Quite a few years after I set the donut puppets aside, I graduated from high school, bright eyed and rosy cheeked, and embarked on a reverse Exodus. I left the Promised Land of Texas for the Wilderness of Oklahoma – Tulsa, to be precise. Oral Roberts University. It was the only really acceptable choice for intelligent young women brought up in non-denominational homeschool families. Denim jumpers and babies weren’t for me, but state universities certainly weren’t either.
My freshman year I began babysitting for a Catholic family with two (now four) children from China, and I genuinely loved them all. They were a babysitter’s dream. I had been concerned for their poor Catholic souls at first, but the more I got to know them, the more normal they seemed. And then I discovered that the mother, an Oral Roberts University alum, had also converted to Catholicism from Charismatic non-denominationalism. I was floored. One evening I was sitting around their kitchen table after the kids had gone to bed and the parents had arrived, and it somehow came up in conversation that the Donut Man – THE Rob Evans Donut Man – had converted to Catholicism – not even something civilized like Lutheranism or becoming Episcopalian. Roman stinkin’ Catholic.

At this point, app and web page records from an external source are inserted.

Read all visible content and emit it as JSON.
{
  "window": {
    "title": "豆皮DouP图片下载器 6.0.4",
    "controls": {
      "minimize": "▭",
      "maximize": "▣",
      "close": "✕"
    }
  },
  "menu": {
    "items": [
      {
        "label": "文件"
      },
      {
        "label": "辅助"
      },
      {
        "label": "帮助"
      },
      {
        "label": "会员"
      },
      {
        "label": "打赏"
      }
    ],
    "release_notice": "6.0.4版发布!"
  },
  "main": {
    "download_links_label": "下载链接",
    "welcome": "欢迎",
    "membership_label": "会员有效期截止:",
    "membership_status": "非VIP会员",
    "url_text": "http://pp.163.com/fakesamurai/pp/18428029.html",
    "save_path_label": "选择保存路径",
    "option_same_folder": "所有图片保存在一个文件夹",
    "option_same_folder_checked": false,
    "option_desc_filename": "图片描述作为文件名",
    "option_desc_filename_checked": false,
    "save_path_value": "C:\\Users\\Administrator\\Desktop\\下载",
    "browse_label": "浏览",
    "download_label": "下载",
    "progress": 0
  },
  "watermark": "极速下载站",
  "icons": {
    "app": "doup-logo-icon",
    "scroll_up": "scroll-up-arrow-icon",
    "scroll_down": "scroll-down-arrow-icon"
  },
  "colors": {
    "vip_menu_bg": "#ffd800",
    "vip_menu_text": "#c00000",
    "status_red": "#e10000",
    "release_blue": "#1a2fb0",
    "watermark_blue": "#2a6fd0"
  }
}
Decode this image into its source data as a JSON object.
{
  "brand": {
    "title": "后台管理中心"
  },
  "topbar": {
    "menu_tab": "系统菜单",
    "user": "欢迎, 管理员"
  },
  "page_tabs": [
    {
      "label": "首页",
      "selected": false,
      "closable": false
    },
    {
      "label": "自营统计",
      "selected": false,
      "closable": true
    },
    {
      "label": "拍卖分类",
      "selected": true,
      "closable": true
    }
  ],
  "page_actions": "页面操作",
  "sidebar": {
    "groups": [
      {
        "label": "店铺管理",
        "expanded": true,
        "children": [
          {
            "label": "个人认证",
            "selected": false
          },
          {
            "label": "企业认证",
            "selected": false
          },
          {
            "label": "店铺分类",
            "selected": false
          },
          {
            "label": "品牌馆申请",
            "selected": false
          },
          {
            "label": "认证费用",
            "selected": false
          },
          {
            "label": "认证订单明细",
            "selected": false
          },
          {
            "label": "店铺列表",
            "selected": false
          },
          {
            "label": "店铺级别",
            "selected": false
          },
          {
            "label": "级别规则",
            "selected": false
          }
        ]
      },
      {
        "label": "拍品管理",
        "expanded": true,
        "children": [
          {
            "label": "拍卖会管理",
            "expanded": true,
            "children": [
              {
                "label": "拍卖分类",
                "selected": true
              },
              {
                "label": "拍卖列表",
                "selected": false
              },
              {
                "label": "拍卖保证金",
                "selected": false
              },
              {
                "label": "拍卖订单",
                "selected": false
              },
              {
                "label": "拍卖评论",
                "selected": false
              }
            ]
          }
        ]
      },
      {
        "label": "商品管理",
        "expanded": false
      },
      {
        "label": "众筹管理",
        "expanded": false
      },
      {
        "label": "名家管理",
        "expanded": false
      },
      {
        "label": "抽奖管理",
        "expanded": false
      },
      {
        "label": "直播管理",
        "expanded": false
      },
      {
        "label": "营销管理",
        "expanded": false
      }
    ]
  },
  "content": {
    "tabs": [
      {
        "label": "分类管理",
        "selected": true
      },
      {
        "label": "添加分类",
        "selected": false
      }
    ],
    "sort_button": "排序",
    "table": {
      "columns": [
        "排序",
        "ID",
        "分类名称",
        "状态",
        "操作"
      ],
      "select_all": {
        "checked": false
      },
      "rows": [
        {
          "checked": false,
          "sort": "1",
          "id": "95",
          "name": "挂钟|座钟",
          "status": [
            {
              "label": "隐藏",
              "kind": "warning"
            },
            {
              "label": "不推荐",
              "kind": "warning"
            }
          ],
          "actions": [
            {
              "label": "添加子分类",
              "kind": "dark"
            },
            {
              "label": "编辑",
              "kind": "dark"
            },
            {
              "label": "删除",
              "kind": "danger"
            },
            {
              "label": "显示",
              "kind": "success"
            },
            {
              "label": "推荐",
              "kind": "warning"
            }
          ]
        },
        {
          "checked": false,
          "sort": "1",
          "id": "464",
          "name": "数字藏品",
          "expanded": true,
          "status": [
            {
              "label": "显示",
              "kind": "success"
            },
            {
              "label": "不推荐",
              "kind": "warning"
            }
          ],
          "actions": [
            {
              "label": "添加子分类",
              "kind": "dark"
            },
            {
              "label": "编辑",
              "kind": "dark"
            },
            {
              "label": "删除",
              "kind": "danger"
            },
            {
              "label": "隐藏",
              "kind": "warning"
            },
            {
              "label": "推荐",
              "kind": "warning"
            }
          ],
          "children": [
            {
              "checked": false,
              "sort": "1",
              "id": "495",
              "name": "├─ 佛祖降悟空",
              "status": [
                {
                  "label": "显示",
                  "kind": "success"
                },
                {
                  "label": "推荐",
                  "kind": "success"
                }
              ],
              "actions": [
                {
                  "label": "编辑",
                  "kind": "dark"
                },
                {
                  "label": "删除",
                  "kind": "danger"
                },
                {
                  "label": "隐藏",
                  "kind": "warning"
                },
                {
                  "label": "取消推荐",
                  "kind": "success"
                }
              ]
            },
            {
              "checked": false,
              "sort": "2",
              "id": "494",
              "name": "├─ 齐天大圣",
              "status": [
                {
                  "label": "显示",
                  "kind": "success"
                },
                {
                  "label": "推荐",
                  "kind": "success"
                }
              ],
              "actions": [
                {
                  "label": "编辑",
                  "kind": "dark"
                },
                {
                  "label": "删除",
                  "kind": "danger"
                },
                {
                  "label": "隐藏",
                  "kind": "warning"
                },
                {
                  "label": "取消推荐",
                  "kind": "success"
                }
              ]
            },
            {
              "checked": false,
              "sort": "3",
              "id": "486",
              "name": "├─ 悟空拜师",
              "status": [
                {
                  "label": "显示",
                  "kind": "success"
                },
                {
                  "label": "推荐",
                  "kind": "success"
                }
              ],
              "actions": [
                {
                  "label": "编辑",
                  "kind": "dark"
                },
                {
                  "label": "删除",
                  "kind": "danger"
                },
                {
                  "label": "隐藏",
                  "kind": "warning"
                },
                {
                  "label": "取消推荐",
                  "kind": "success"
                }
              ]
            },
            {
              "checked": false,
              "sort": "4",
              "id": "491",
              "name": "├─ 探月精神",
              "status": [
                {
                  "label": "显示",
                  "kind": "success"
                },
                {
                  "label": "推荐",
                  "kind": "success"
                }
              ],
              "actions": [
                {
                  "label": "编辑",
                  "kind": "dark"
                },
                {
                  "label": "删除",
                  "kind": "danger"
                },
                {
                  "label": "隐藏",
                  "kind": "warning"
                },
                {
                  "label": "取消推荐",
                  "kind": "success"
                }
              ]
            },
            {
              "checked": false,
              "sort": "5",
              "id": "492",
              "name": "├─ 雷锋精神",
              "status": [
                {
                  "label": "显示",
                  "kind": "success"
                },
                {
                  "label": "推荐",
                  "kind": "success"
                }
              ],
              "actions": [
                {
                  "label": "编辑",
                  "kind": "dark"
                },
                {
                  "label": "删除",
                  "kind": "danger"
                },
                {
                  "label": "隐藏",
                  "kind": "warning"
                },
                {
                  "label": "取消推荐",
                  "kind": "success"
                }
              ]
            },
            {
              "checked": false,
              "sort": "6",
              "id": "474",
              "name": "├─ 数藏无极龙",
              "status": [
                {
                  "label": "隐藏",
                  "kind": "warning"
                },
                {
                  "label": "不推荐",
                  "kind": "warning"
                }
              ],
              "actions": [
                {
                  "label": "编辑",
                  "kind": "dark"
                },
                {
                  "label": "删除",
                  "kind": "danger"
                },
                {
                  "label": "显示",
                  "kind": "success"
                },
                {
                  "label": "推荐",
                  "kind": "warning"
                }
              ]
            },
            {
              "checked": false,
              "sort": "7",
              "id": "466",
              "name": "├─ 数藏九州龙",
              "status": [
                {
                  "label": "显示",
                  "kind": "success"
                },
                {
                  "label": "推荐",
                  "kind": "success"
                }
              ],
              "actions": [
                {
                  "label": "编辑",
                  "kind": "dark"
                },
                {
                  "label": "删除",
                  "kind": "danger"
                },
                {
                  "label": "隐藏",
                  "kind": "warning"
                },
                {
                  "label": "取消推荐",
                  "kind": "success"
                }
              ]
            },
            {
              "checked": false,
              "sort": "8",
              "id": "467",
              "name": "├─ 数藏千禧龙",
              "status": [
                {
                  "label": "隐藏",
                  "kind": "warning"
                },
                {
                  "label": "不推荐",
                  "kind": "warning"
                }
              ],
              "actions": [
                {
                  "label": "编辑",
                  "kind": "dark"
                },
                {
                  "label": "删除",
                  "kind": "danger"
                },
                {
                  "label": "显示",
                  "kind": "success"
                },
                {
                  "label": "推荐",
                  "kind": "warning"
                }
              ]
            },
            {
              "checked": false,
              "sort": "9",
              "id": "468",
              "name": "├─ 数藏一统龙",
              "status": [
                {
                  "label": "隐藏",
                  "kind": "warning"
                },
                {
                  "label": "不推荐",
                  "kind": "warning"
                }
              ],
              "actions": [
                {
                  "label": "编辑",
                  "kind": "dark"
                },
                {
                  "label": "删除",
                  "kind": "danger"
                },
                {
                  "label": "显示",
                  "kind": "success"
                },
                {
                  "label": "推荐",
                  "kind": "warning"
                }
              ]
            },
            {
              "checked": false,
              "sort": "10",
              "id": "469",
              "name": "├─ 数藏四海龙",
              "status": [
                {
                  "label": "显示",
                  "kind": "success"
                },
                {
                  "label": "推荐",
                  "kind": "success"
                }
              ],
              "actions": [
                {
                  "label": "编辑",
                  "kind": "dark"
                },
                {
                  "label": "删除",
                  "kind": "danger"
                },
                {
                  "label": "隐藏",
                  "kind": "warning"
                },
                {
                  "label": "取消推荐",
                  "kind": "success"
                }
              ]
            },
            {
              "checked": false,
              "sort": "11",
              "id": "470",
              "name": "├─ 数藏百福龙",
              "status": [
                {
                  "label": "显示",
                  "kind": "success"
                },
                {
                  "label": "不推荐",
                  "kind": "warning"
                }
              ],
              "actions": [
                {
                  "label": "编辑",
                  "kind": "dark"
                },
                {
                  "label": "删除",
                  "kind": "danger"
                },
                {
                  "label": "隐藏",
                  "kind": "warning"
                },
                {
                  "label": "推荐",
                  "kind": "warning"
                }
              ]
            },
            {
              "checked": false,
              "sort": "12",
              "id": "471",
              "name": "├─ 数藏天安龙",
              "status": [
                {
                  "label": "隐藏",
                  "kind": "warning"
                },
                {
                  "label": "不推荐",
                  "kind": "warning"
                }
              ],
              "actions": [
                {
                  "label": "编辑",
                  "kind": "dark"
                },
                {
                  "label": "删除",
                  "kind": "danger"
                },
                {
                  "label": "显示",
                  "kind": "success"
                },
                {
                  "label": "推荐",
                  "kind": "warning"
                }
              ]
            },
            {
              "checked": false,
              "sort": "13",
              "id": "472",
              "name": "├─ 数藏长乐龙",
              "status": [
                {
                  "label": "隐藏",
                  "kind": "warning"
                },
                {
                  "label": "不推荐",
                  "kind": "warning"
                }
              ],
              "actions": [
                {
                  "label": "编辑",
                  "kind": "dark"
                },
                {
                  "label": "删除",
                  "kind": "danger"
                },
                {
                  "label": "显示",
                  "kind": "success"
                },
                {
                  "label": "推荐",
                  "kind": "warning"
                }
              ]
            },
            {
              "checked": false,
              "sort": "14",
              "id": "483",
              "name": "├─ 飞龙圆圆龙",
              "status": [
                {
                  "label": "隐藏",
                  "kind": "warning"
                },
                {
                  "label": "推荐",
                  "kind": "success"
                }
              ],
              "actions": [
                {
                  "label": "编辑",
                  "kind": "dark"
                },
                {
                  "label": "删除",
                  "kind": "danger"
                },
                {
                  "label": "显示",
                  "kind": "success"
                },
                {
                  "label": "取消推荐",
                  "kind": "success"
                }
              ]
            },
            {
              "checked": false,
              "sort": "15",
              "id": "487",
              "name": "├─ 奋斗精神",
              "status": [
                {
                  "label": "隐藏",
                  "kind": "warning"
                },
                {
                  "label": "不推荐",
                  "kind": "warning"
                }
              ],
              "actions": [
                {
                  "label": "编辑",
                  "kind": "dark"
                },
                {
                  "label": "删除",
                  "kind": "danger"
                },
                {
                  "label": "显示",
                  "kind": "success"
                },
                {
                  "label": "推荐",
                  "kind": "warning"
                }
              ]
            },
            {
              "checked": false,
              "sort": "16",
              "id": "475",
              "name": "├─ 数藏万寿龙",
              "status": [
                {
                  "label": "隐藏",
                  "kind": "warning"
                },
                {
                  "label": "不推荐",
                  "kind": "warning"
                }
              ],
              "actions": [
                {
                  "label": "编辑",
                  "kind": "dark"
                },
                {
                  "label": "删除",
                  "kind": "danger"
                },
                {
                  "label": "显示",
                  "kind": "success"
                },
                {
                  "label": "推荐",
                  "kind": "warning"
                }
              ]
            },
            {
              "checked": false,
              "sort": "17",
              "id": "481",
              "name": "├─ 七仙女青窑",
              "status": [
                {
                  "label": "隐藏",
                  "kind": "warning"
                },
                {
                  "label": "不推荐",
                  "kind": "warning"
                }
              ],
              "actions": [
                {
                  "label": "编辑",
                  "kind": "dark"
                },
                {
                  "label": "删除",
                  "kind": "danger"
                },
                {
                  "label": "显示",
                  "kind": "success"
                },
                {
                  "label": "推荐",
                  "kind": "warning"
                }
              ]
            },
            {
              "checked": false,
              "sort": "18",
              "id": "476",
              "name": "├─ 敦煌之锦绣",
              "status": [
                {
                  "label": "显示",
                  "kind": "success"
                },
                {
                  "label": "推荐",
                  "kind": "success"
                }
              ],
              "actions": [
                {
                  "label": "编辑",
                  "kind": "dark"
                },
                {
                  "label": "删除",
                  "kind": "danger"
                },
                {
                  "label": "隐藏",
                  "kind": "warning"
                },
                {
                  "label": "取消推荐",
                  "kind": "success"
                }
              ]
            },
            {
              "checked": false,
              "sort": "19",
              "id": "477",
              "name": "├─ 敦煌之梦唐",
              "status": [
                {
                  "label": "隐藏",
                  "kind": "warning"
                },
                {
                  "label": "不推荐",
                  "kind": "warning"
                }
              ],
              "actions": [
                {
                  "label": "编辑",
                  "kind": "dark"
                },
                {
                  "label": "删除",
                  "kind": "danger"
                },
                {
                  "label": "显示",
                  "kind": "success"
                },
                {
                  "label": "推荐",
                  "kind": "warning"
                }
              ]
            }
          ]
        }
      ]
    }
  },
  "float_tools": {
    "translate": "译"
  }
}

The news was shocking enough for me that it warranted a phone call home.
“That’s so sad!” my dad exclaimed.
I was about to agree when my mother interjected “Um, he’s still Christian. So whatever.”
Catholic? Christian? I was even more troubled by this statement from my usually level-headed and rational mother. But, I hung up the phone and thought about it for days. Finally, I decided that if it was good enough for the Donut Man, and good enough for Kimberlie, then maybe I’d better do some more research.
I revisited the writings of the early Church Fathers that I’d been introduced to in my Church History studies in high school, without the Fundamentalist study guides to pick apart every line. I read the Creeds, studied the Communion of the Saints, and dodged the “Mary Issue” like it was a minefield. That’s when I discovered that Rich Mullins had been through RCIA before he died.
“No, no, of course not.”
I had no idea what was about to happen.